Support The Moscow Times!

Four Crimean Tatars Jailed on Terrorism Charges

A military court in the southern Russian city of Rostov-on-Don has sentenced four Crimean Tatars found guilty of terrorism charges.

The men were found to belong to Hizb ut-Tahrir, an Islamic organization banned in Russia.

The court sentenced Ruslan Zaytullaev, who had been charged with attempting to organize a branch of the organization in the Crimean city of Sevastopol  to seven years in a prison colony. The remaining three men —Ferat Sayfullaev, Rustem Vaitov and Yuriy Primov — were given five years in prison.

The men taped their mouths shut while in court, each wearing t-shirts emblazoned with the words “Crimean Tatars” and “the show is over."

The four men were arrested in the winter of 2015. Fourteen Crimean Tatars has since been accused of belonging to the organization.

Human rights activists have criticized Russia's decision to classify the group as terrorist. Hizb ut-Tahrir operated legally under Ukrainian law before Russia annexed the Crimean peninsula in 2014.

In July, Russian human rights group Memorial called the four Crimean Tatars "political prisoners".

“We have repeated many times that the Russian Supreme Court had no base in calling Hizb ut-Tahrir a terrorist organization," Memorial said in a statement. "At the moment, there is not a single case of members trying to commit or preparing to organize a terrorist attack anywhere in the world. In Western Europe and North America, the party is not banned (aside for Germany where there is an administrative, but not criminal ban). There is no evidence that they are a danger to society,” the group said.

Hizb ut-Tahrir is a terrorist organization banned in Russia.

Read more

Independent journalism isn’t dead.
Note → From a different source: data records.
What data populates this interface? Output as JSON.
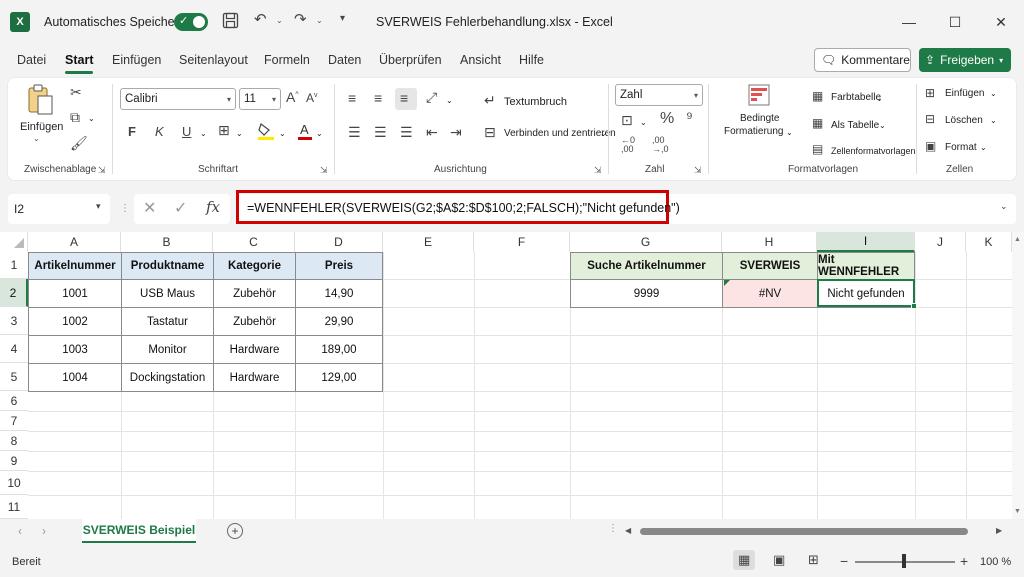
{
  "titlebar": {
    "logo": "X",
    "autosave_label": "Automatisches Speichern",
    "filename": "SVERWEIS Fehlerbehandlung.xlsx",
    "app_separator": "-",
    "app_name": "Excel"
  },
  "menu": {
    "tabs": [
      "Datei",
      "Start",
      "Einfügen",
      "Seitenlayout",
      "Formeln",
      "Daten",
      "Überprüfen",
      "Ansicht",
      "Hilfe"
    ],
    "active": "Start",
    "comments_label": "Kommentare",
    "share_label": "Freigeben"
  },
  "ribbon": {
    "paste_label": "Einfügen",
    "group_clipboard": "Zwischenablage",
    "font_name": "Calibri",
    "font_size": "11",
    "bold": "F",
    "italic": "K",
    "underline": "U",
    "group_font": "Schriftart",
    "wrap_text": "Textumbruch",
    "merge_center": "Verbinden und zentrieren",
    "group_alignment": "Ausrichtung",
    "number_format": "Zahl",
    "group_number": "Zahl",
    "cond_format_line1": "Bedingte",
    "cond_format_line2": "Formatierung",
    "cell_color": "Farbtabelle",
    "as_table": "Als Tabelle",
    "cell_styles": "Zellenformatvorlagen",
    "group_styles": "Formatvorlagen",
    "insert": "Einfügen",
    "delete": "Löschen",
    "format": "Format",
    "group_cells": "Zellen"
  },
  "formula_bar": {
    "name_box": "I2",
    "fx": "fx",
    "formula": "=WENNFEHLER(SVERWEIS(G2;$A$2:$D$100;2;FALSCH);\"Nicht gefunden\")"
  },
  "grid": {
    "columns": [
      "A",
      "B",
      "C",
      "D",
      "E",
      "F",
      "G",
      "H",
      "I",
      "J",
      "K"
    ],
    "rows": [
      "1",
      "2",
      "3",
      "4",
      "5",
      "6",
      "7",
      "8",
      "9",
      "10",
      "11"
    ],
    "table_headers": [
      "Artikelnummer",
      "Produktname",
      "Kategorie",
      "Preis"
    ],
    "table_rows": [
      [
        "1001",
        "USB Maus",
        "Zubehör",
        "14,90"
      ],
      [
        "1002",
        "Tastatur",
        "Zubehör",
        "29,90"
      ],
      [
        "1003",
        "Monitor",
        "Hardware",
        "189,00"
      ],
      [
        "1004",
        "Dockingstation",
        "Hardware",
        "129,00"
      ]
    ],
    "lookup_headers": [
      "Suche Artikelnummer",
      "SVERWEIS",
      "Mit WENNFEHLER"
    ],
    "lookup_values": [
      "9999",
      "#NV",
      "Nicht gefunden"
    ]
  },
  "sheets": {
    "active": "SVERWEIS Beispiel"
  },
  "status": {
    "ready": "Bereit",
    "zoom": "100 %"
  },
  "colors": {
    "accent": "#1e7a46",
    "header_fill": "#dde8f5",
    "lookup_header_fill": "#e2efda",
    "error_fill": "#fce4e4",
    "highlight": "#d10000"
  }
}
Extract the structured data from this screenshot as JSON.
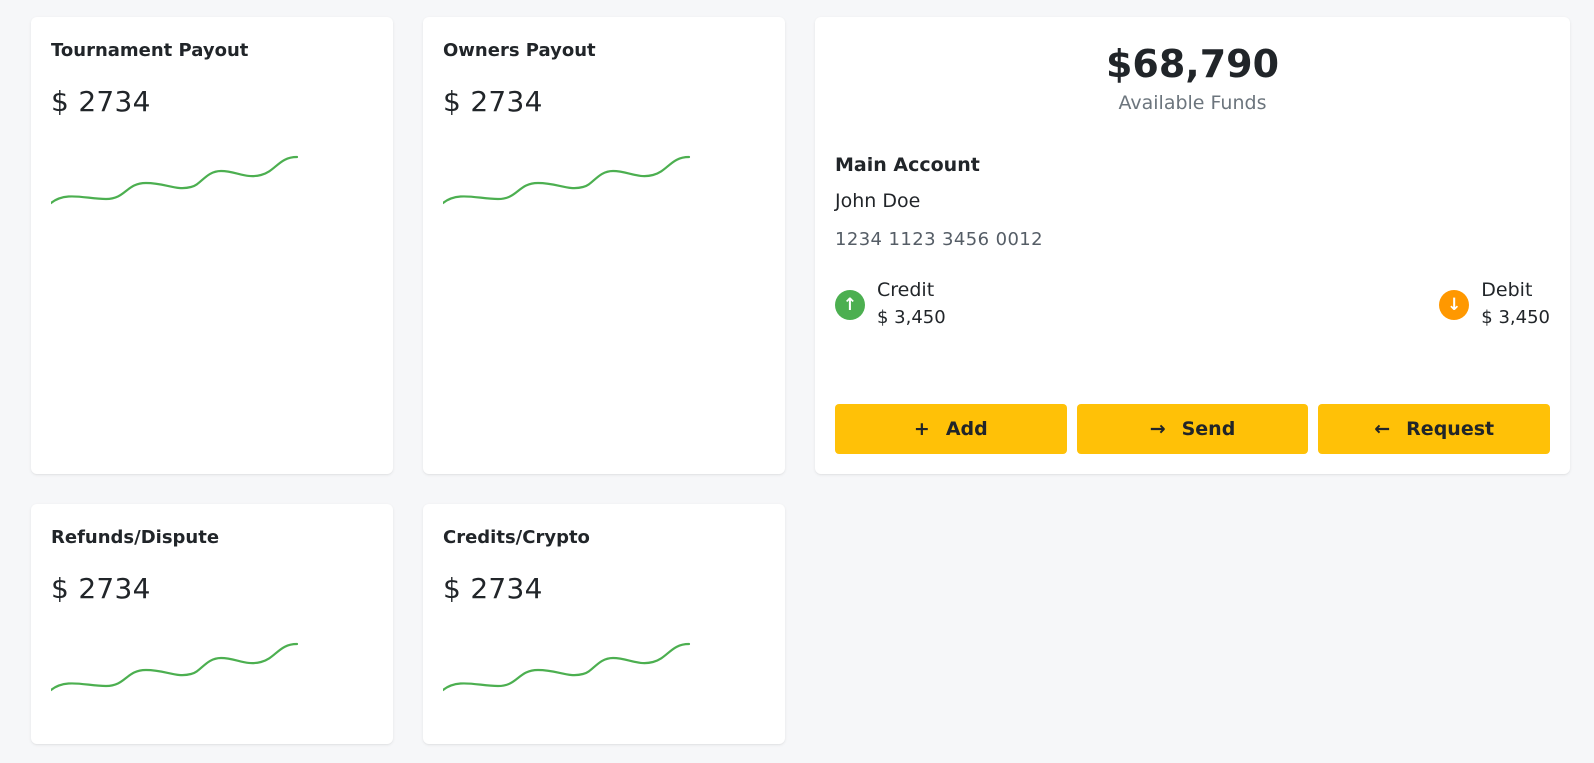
{
  "cards": [
    {
      "title": "Tournament Payout",
      "value": "$ 2734"
    },
    {
      "title": "Owners Payout",
      "value": "$ 2734"
    },
    {
      "title": "Refunds/Dispute",
      "value": "$ 2734"
    },
    {
      "title": "Credits/Crypto",
      "value": "$ 2734"
    }
  ],
  "sparkline_color": "#4caf50",
  "funds": {
    "amount": "$68,790",
    "label": "Available Funds",
    "account_title": "Main Account",
    "account_name": "John Doe",
    "account_number": "1234 1123 3456 0012",
    "credit": {
      "icon": "arrow-up-icon",
      "glyph": "↑",
      "label": "Credit",
      "amount": "$ 3,450",
      "color": "#4caf50"
    },
    "debit": {
      "icon": "arrow-down-icon",
      "glyph": "↓",
      "label": "Debit",
      "amount": "$ 3,450",
      "color": "#ff9800"
    }
  },
  "actions": {
    "add": {
      "glyph": "+",
      "label": "Add",
      "icon": "plus-icon"
    },
    "send": {
      "glyph": "→",
      "label": "Send",
      "icon": "arrow-right-icon"
    },
    "request": {
      "glyph": "←",
      "label": "Request",
      "icon": "arrow-left-icon"
    }
  },
  "accent_color": "#ffc107"
}
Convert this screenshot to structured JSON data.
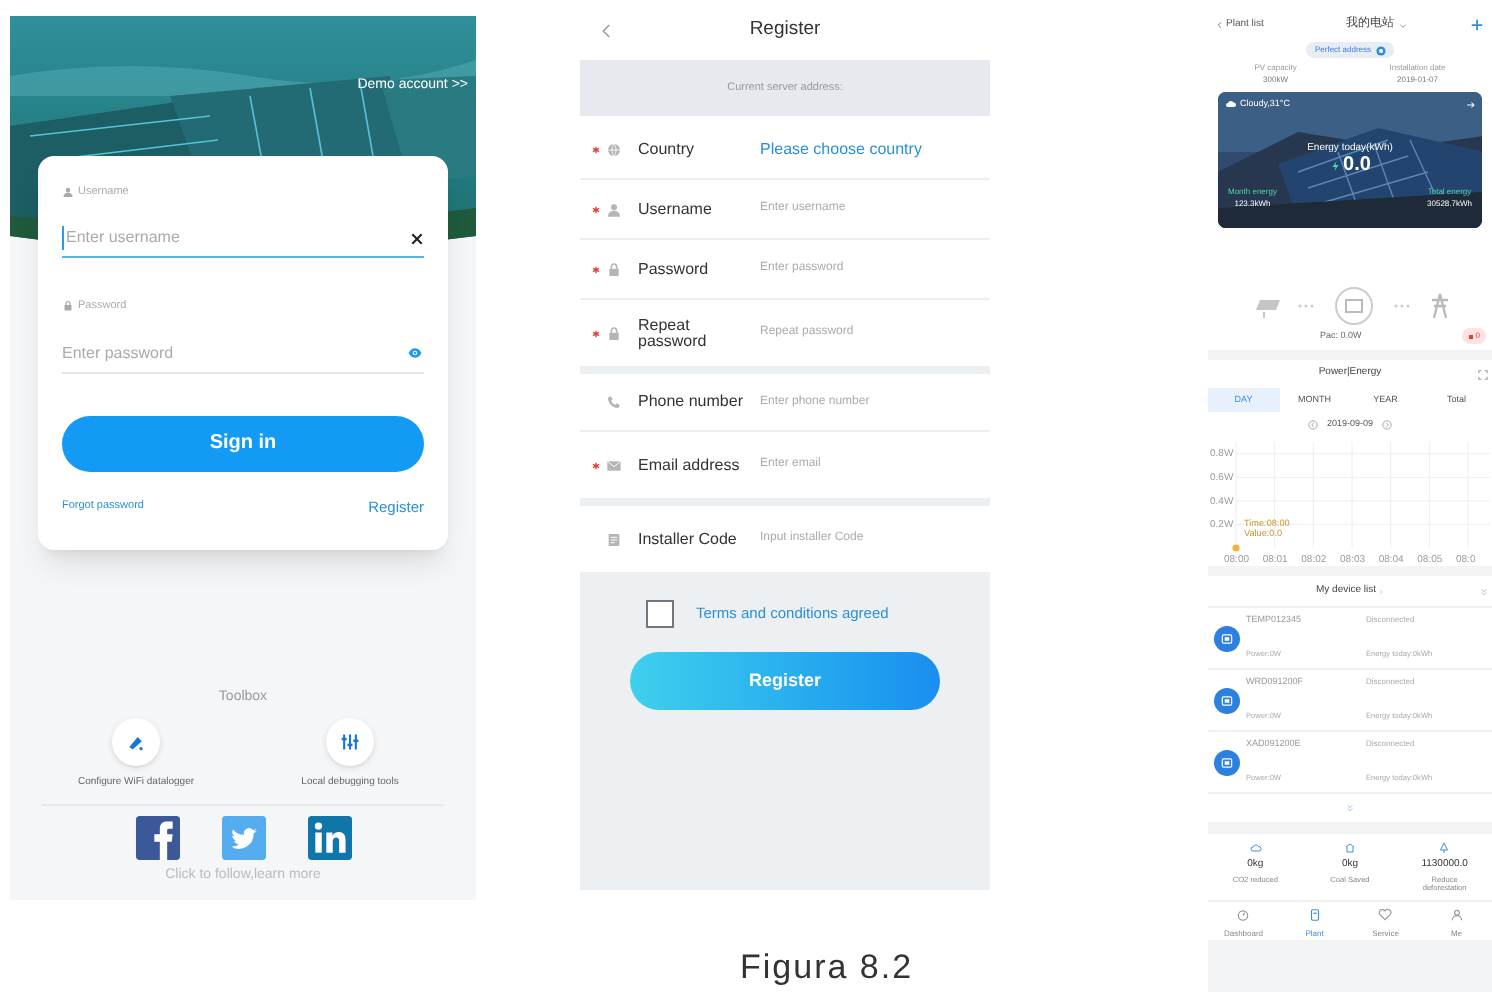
{
  "login_screen": {
    "demo_link": "Demo account >>",
    "username": {
      "label": "Username",
      "placeholder": "Enter username"
    },
    "password": {
      "label": "Password",
      "placeholder": "Enter password"
    },
    "sign_in": "Sign in",
    "forgot_password": "Forgot password",
    "register": "Register",
    "toolbox": {
      "title": "Toolbox",
      "tools": [
        {
          "kind": "wifi",
          "label": "Configure WiFi datalogger"
        },
        {
          "kind": "debug",
          "label": "Local debugging tools"
        }
      ]
    },
    "social": [
      {
        "kind": "facebook"
      },
      {
        "kind": "twitter"
      },
      {
        "kind": "linkedin"
      }
    ],
    "follow_text": "Click to follow,learn more"
  },
  "register_screen": {
    "title": "Register",
    "server_label": "Current server address:",
    "field_groups": [
      [
        {
          "kind": "country",
          "required": true,
          "label": "Country",
          "placeholder": "Please choose country"
        },
        {
          "kind": "user",
          "required": true,
          "label": "Username",
          "placeholder": "Enter username"
        },
        {
          "kind": "password",
          "required": true,
          "label": "Password",
          "placeholder": "Enter password"
        },
        {
          "kind": "password",
          "required": true,
          "label": "Repeat password",
          "placeholder": "Repeat password"
        }
      ],
      [
        {
          "kind": "phone",
          "required": false,
          "label": "Phone number",
          "placeholder": "Enter phone number"
        },
        {
          "kind": "email",
          "required": true,
          "label": "Email address",
          "placeholder": "Enter email"
        }
      ],
      [
        {
          "kind": "installer",
          "required": false,
          "label": "Installer Code",
          "placeholder": "Input installer Code"
        }
      ]
    ],
    "terms": {
      "label": "Terms and conditions agreed",
      "checked": false
    },
    "button": "Register"
  },
  "plant_screen": {
    "back": "Plant list",
    "title": "我的电站",
    "address_badge": "Perfect address",
    "stats": [
      {
        "label": "PV capacity",
        "value": "300kW"
      },
      {
        "label": "Installation date",
        "value": "2019-01-07"
      }
    ],
    "card": {
      "weather": "Cloudy,31°C",
      "energy_label": "Energy today(kWh)",
      "energy_value": "0.0",
      "month_label": "Month energy",
      "month_value": "123.3kWh",
      "total_label": "Total energy",
      "total_value": "30528.7kWh"
    },
    "pac": "Pac: 0.0W",
    "alarm_count": "0",
    "power_panel": {
      "title": "Power|Energy",
      "tabs": [
        {
          "label": "DAY",
          "selected": true
        },
        {
          "label": "MONTH",
          "selected": false
        },
        {
          "label": "YEAR",
          "selected": false
        },
        {
          "label": "Total",
          "selected": false
        }
      ],
      "date": "2019-09-09",
      "chart_data": {
        "type": "line",
        "categories": [
          "08:00",
          "08:01",
          "08:02",
          "08:03",
          "08:04",
          "08:05",
          "08:0"
        ],
        "yticks": [
          {
            "value": 0.2,
            "label": "0.2W"
          },
          {
            "value": 0.4,
            "label": "0.4W"
          },
          {
            "value": 0.6,
            "label": "0.6W"
          },
          {
            "value": 0.8,
            "label": "0.8W"
          }
        ],
        "ylim": [
          0,
          0.9
        ],
        "grid": true,
        "series": [
          {
            "color": "#f0b63c",
            "marker": true,
            "values": [
              0,
              null,
              null,
              null,
              null,
              null,
              null
            ]
          }
        ],
        "annotations": [
          "Time:08:00",
          "Value:0.0"
        ]
      }
    },
    "device_list": {
      "title": "My device list",
      "devices": [
        {
          "serial": "TEMP012345",
          "status": "Disconnected",
          "power": "Power:0W",
          "energy": "Energy today:0kWh"
        },
        {
          "serial": "WRD091200F",
          "status": "Disconnected",
          "power": "Power:0W",
          "energy": "Energy today:0kWh"
        },
        {
          "serial": "XAD091200E",
          "status": "Disconnected",
          "power": "Power:0W",
          "energy": "Energy today:0kWh"
        }
      ]
    },
    "impact": [
      {
        "kind": "co2",
        "value": "0kg",
        "label": "CO2 reduced"
      },
      {
        "kind": "coal",
        "value": "0kg",
        "label": "Coal Saved"
      },
      {
        "kind": "tree",
        "value": "1130000.0",
        "label": "Reduce deforestation"
      }
    ],
    "nav": [
      {
        "kind": "dashboard",
        "label": "Dashboard",
        "selected": false
      },
      {
        "kind": "plant",
        "label": "Plant",
        "selected": true
      },
      {
        "kind": "service",
        "label": "Service",
        "selected": false
      },
      {
        "kind": "me",
        "label": "Me",
        "selected": false
      }
    ]
  },
  "caption": "Figura 8.2"
}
You can help keep it alive.

As the only remaining independent, English-language news source reporting from Russia, The Moscow Times plays a critical role in connecting Russia to the world.

Editorial decisions are made entirely by journalists in our newsroom, who adhere to the highest ethical standards. We fearlessly cover issues that are often considered off-limits or taboo in Russia, from domestic violence and LGBT issues to the climate crisis and a secretive nuclear blast that exposed unknowing doctors to radiation.

As we approach the holiday season, please consider making a one-time donation — or better still a recurring donation — to The Moscow Times to help us continue producing vital, high-quality journalism about the world’s largest country.